written by: Megan McGuire, student at the University of Michigan and parishioner at the Jesuit St. Mary’s Student Parish
Visiting the UCA Memorial Rose Garden was one of the last things we did the day before leaving San Salvador. It was in March that I went to El Salvador on Alternative Spring Break with a group of students from St. Mary’s Student Parish at the University of Michigan. After hearing all of the stories of tragedy, massacre, and heartbreak from that week, I thought my heart had barely anything left to give.

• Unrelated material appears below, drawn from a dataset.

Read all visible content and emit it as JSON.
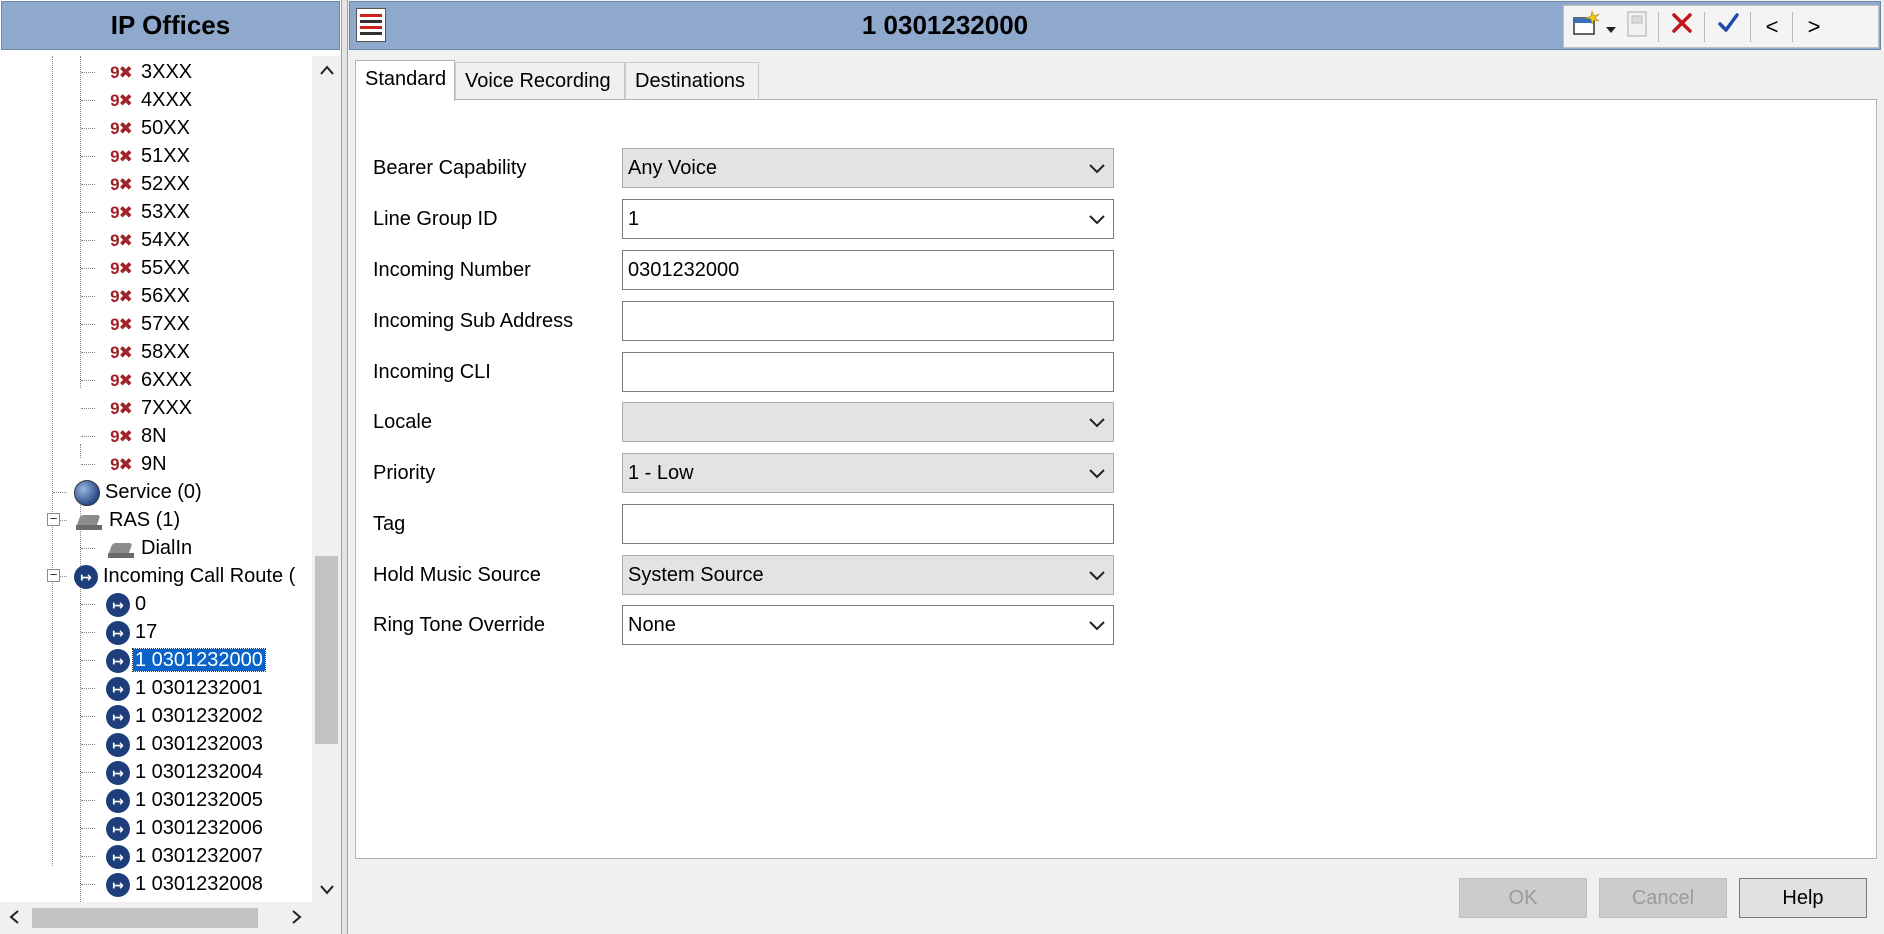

And yet, I entered the room where Celina and Elba were shot. There were couches, their pictures on the wall, and a candle burning in the corner. I felt such a strong connection to them. They were completely innocent women who were supporting this particular group of targeted Jesuits. Celina was only 15 years old. Being a young woman of faith myself, an avid supporter of the Jesuits, and of various social justice issues, I felt the strong sense of having lost a sister and a mother. My already broken heart somehow managed to break even more. And sadly, these women are merely a representation of the thousands of innocent lives lost during El Salvador’s civil war.
As I walked down the hallway where the soldiers must have entered, it was like I could see them. I have rarely ever been able to picture something so vividly. Standing in the garden for the last few seconds, knowing this may be the last time I ever visit this site, all I could think was: this is sacred ground. Almost 25 years ago the Ignatian Family lost six beloved priests and two courageous women on this ground.
And yet, their spirit lives on. Those eight have inspired me in unimaginable ways. They have challenged me to question the status quo and to stand up for what I know is right. As Catholics, one of our core beliefs is in the dignity of every human being. They lived this belief, even until death. I am beyond grateful for their dedication to the oppressed in El Salvador and the legacy they have left behind. I hope to follow in their footsteps as a person of faith who refuses to accept the conditions that the poor of the world still face on a regular basis.
Upon returning home I have often wondered if my grief for the martyrs is justified. I’m not from El Salvador, I wasn’t even alive for most of the civil war, and I’m not a Jesuit. What right do I have to be torn up about this? And even worse, it was soldiers trained in my country who committed this heinous act (among hundreds of others just like it). Who am I to be distraught over this loss?
But then I realized that I am an empathetic, connected, and faithful person who can feel others’ pain simply though the connection of humanity. I don’t have to be a personal friend or family member of these martyrs to feel pain because we are all fighting for the same thing, even today. We are connected in our faith and devotion to human rights; the suffering of a few becomes the suffering of everyone. This is something that these Jesuits so clearly understood, and the current Jesuit priesthood emulates today.
The spirit of those faithful eight will forever remain in my heart, especially as we commemorate 25 years since they gave their lives for the dignity of the Salvadoran people.